Monday, August 27, 2012

Yglesias again

I think I will make a new rule for myself and not read Matthew Yglesias's posts on monetary policy.  I forced myself to read the latest and found the experience unpleasant.  Also it is clear that I'm not accomplishing anything (in general but also in particular in commenting on those posts).  So this might be the last of this series.

I think this edit is a fair summary of the post.

People sometimes characterize me as thinking that more inflation would help the American economy. I think it might, perhaps, within limits. But what I really think is that more tolerance of inflation would help the economy, not the inflation itself.
[skip]
It's not that three or four percent inflation is such a wonderful goal. It's that extreme aversion to three or four percent inflation is causing the Federal Reserve to persistently "shoot too low" in terms of aggregate demand. 

my comment


I don't know about you, but I think that, so long as Congress blocks fiscal stimulus, the USA needs higher inflation or expected inflation.   I think it would be OK if people expected that inflation would be high in 2018 or so, then changed their minds in 2014 (so inflation was never far below the level expected when 3 year contracts were negotiated).  In that case (and the arithmetic is tight) I think high expected inflation without high actual inflation ever would be OK.
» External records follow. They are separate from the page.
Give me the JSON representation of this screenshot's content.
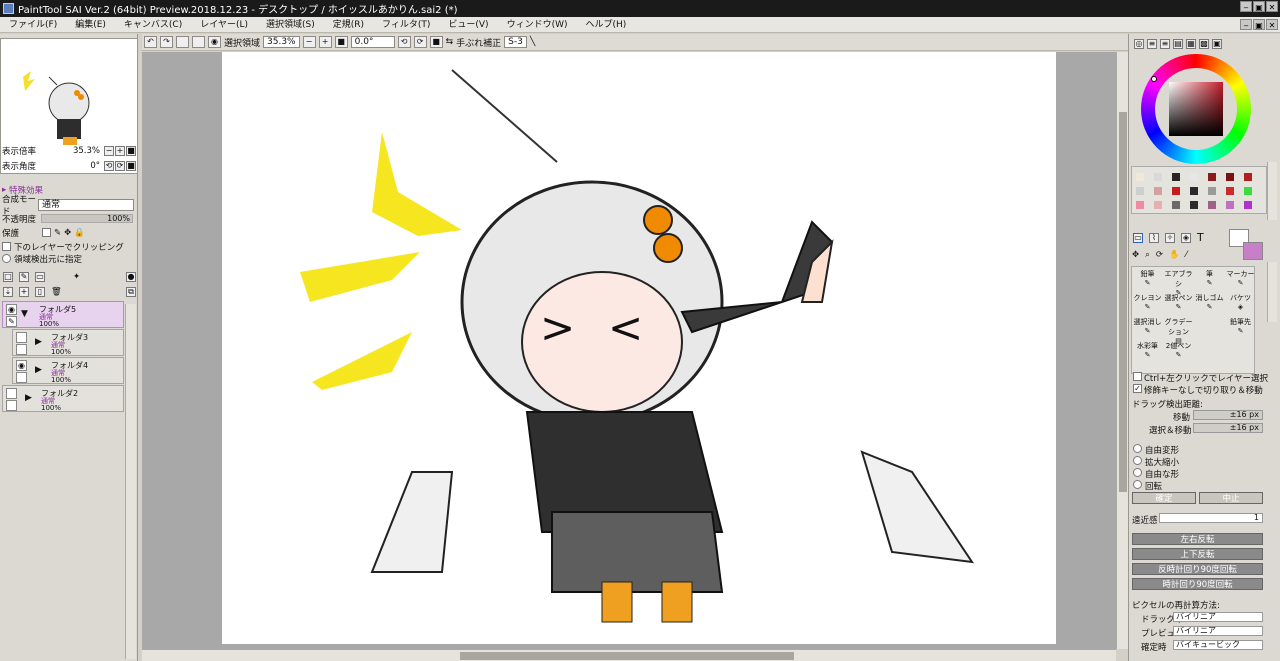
{
  "window": {
    "title": "PaintTool SAI Ver.2 (64bit) Preview.2018.12.23 - デスクトップ / ホイッスルあかりん.sai2 (*)",
    "min": "‒",
    "max": "▣",
    "close": "✕"
  },
  "menu": [
    "ファイル(F)",
    "編集(E)",
    "キャンバス(C)",
    "レイヤー(L)",
    "選択領域(S)",
    "定規(R)",
    "フィルタ(T)",
    "ビュー(V)",
    "ウィンドウ(W)",
    "ヘルプ(H)"
  ],
  "toolbar": {
    "select_area_label": "選択領域",
    "zoom": "35.3%",
    "angle": "0.0°",
    "stabilizer_label": "手ぶれ補正",
    "stabilizer_value": "S-3"
  },
  "navigator": {
    "zoom_label": "表示倍率",
    "zoom_value": "35.3%",
    "angle_label": "表示角度",
    "angle_value": "0°"
  },
  "layer_props": {
    "effect_label": "特殊効果",
    "blend_label": "合成モード",
    "blend_value": "通常",
    "opacity_label": "不透明度",
    "opacity_value": "100%",
    "opacity_fraction": 1.0,
    "protect_label": "保護",
    "clip_label": "下のレイヤーでクリッピング",
    "source_label": "領域検出元に指定"
  },
  "layers": [
    {
      "name": "フォルダ5",
      "mode": "通常",
      "opacity": "100%"
    },
    {
      "name": "フォルダ3",
      "mode": "通常",
      "opacity": "100%"
    },
    {
      "name": "フォルダ4",
      "mode": "通常",
      "opacity": "100%"
    },
    {
      "name": "フォルダ2",
      "mode": "通常",
      "opacity": "100%"
    }
  ],
  "tools": [
    {
      "label": "鉛筆"
    },
    {
      "label": "エアブラシ"
    },
    {
      "label": "筆"
    },
    {
      "label": "マーカー"
    },
    {
      "label": "クレヨン"
    },
    {
      "label": "選択ペン"
    },
    {
      "label": "消しゴム"
    },
    {
      "label": "バケツ"
    },
    {
      "label": "選択消し"
    },
    {
      "label": "グラデーション"
    },
    {
      "label": ""
    },
    {
      "label": "鉛筆先"
    },
    {
      "label": "水彩筆"
    },
    {
      "label": "2値ペン"
    }
  ],
  "options": {
    "ctrl_click_label": "Ctrl+左クリックでレイヤー選択",
    "modifier_label": "修飾キーなしで切り取り＆移動",
    "drag_label": "ドラッグ検出距離:",
    "move_label": "移動",
    "move_value": "±16 px",
    "select_move_label": "選択＆移動",
    "select_move_value": "±16 px",
    "transform": [
      "自由変形",
      "拡大縮小",
      "自由な形",
      "回転"
    ],
    "confirm": "確定",
    "cancel": "中止",
    "perspective_label": "遠近感",
    "perspective_value": "1",
    "flip_h": "左右反転",
    "flip_v": "上下反転",
    "rot_ccw": "反時計回り90度回転",
    "rot_cw": "時計回り90度回転",
    "resample_label": "ピクセルの再計算方法:",
    "drag_mode_label": "ドラッグ中",
    "drag_mode_value": "バイリニア",
    "preview_label": "プレビュー",
    "preview_value": "バイリニア",
    "confirm_mode_label": "確定時",
    "confirm_mode_value": "バイキュービック"
  },
  "colors": {
    "accent": "#b48bc6",
    "current": "#c77fc9",
    "palette": [
      "#f2e8d8",
      "#d9d9d9",
      "#262626",
      "#e6e6e6",
      "#8b1a1a",
      "#7a1010",
      "#b02020",
      "#cfcfcf",
      "#d4a0a0",
      "#c81c1c",
      "#2a2a2a",
      "#9a9a9a",
      "#cc2b2b",
      "#3ddc3d",
      "#f08aa0",
      "#e7b0b0",
      "#6a6a6a",
      "#2c2c2c",
      "#a0608a",
      "#c070c0",
      "#b030d0"
    ]
  }
}
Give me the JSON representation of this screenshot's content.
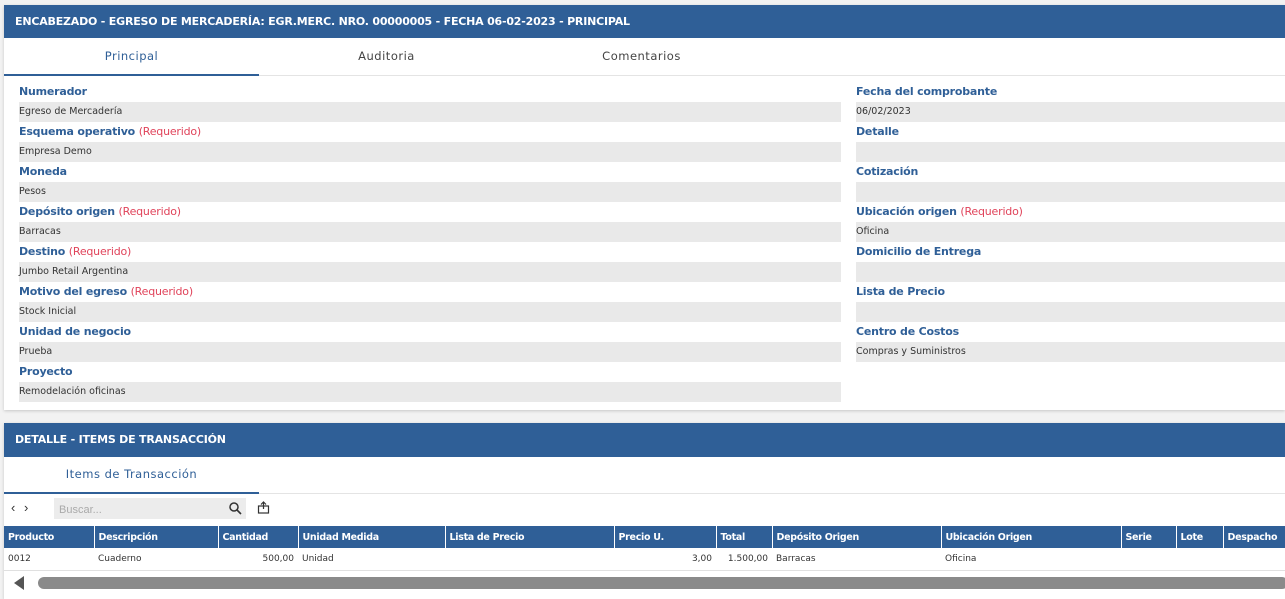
{
  "header": {
    "title": "ENCABEZADO - EGRESO DE MERCADERÍA: EGR.MERC. NRO. 00000005 - FECHA 06-02-2023 - PRINCIPAL",
    "tabs": [
      "Principal",
      "Auditoria",
      "Comentarios"
    ],
    "active_tab": "Principal"
  },
  "required_text": "(Requerido)",
  "fields_left": [
    {
      "label": "Numerador",
      "value": "Egreso de Mercadería",
      "required": false
    },
    {
      "label": "Esquema operativo",
      "value": "Empresa Demo",
      "required": true
    },
    {
      "label": "Moneda",
      "value": "Pesos",
      "required": false
    },
    {
      "label": "Depósito origen",
      "value": "Barracas",
      "required": true
    },
    {
      "label": "Destino",
      "value": "Jumbo Retail Argentina",
      "required": true
    },
    {
      "label": "Motivo del egreso",
      "value": "Stock Inicial",
      "required": true
    },
    {
      "label": "Unidad de negocio",
      "value": "Prueba",
      "required": false
    },
    {
      "label": "Proyecto",
      "value": "Remodelación oficinas",
      "required": false
    }
  ],
  "fields_right": [
    {
      "label": "Fecha del comprobante",
      "value": "06/02/2023",
      "required": false
    },
    {
      "label": "Detalle",
      "value": "",
      "required": false
    },
    {
      "label": "Cotización",
      "value": "",
      "required": false
    },
    {
      "label": "Ubicación origen",
      "value": "Oficina",
      "required": true
    },
    {
      "label": "Domicilio de Entrega",
      "value": "",
      "required": false
    },
    {
      "label": "Lista de Precio",
      "value": "",
      "required": false
    },
    {
      "label": "Centro de Costos",
      "value": "Compras y Suministros",
      "required": false
    }
  ],
  "detail": {
    "title": "DETALLE - ITEMS DE TRANSACCIÓN",
    "tab": "Items de Transacción",
    "search_placeholder": "Buscar...",
    "columns": [
      "Producto",
      "Descripción",
      "Cantidad",
      "Unidad Medida",
      "Lista de Precio",
      "Precio U.",
      "Total",
      "Depósito Origen",
      "Ubicación Origen",
      "Serie",
      "Lote",
      "Despacho"
    ],
    "rows": [
      [
        "0012",
        "Cuaderno",
        "500,00",
        "Unidad",
        "",
        "3,00",
        "1.500,00",
        "Barracas",
        "Oficina",
        "",
        "",
        ""
      ]
    ]
  },
  "colors": {
    "primary": "#2f5f97",
    "required": "#e0435a",
    "field_bg": "#e9e9e9"
  },
  "icons": [
    "chevron-left-icon",
    "chevron-right-icon",
    "search-icon",
    "export-icon",
    "scroll-left-icon"
  ]
}
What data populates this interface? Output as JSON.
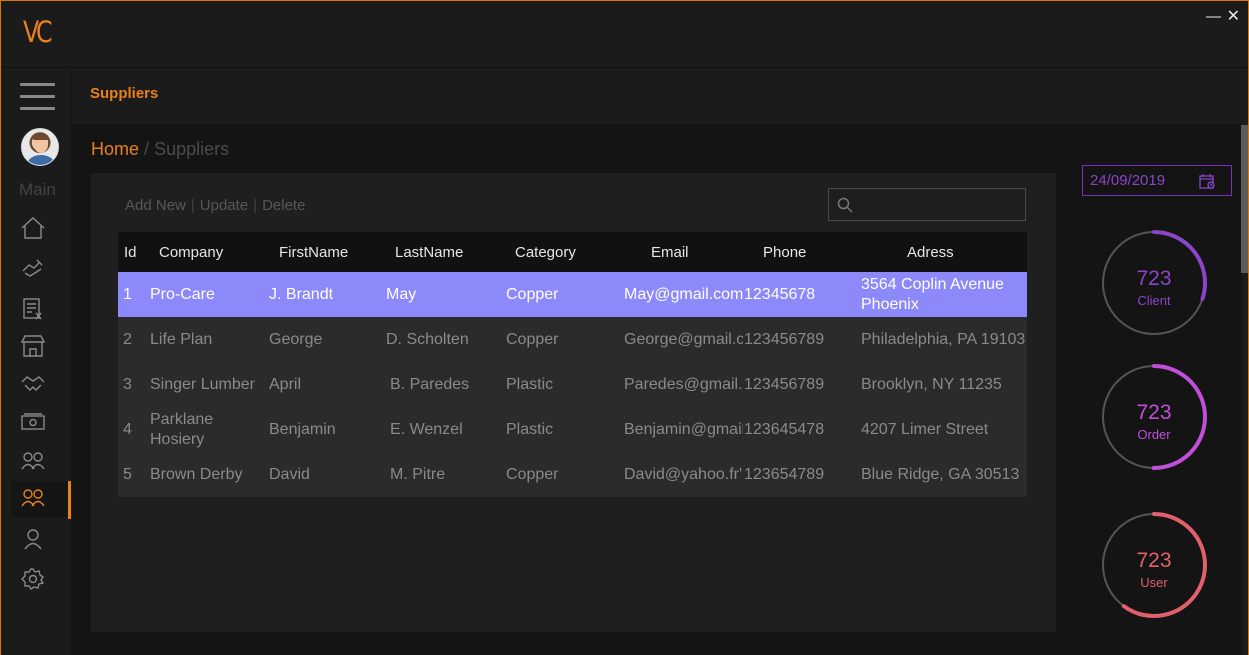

But seriously, I think we need either fiscal stimulus or higher inflation to avoid horrible unemployment and lost output .

I have long ago noticed that I very much disagree with you about monetary policy.  But only now do I realize how absolute and profound our utter disagreement is.   Basically, you think that at the current zero bound, the Fed can stimulate aggregate demand through some channel other than expected inflation or actual inflation.

My sense is that very very few economists agree with you.  Scott Sumner does.  Uh there may be others.

How exactly is it supposed to work ?  Your post assumes that the Fed can pull aggregate demand up  just as an archer can point the bow and arrow up.  But if you don't just assume that but rather attempt to explain it, then how does it work with a Federal Funds rate of zero and no increase in inflation or expected inflation ?

This comment is very late, because, after reading the first two paragraphs I feared my head would explode if I read the rest.  I'm glad to say that didn't happen.

I think that you are important enough on the blogosphere that say Paul Krugman would be willing to discuss the question with you.  Why don't you ask him to do that ?  I have a high opinion of your intellect and I find it quite painful to read your posts on monetary policy.  So what I don't have to read your blog and you owe me nothing.  But please.

1 comment:

chrismealy said...

His urban policy posts are just as dumb. It's all taller buildings and deregulating barbers.

Give it up. He's been at the Sumner thing for, what, two years now? It's hopeless.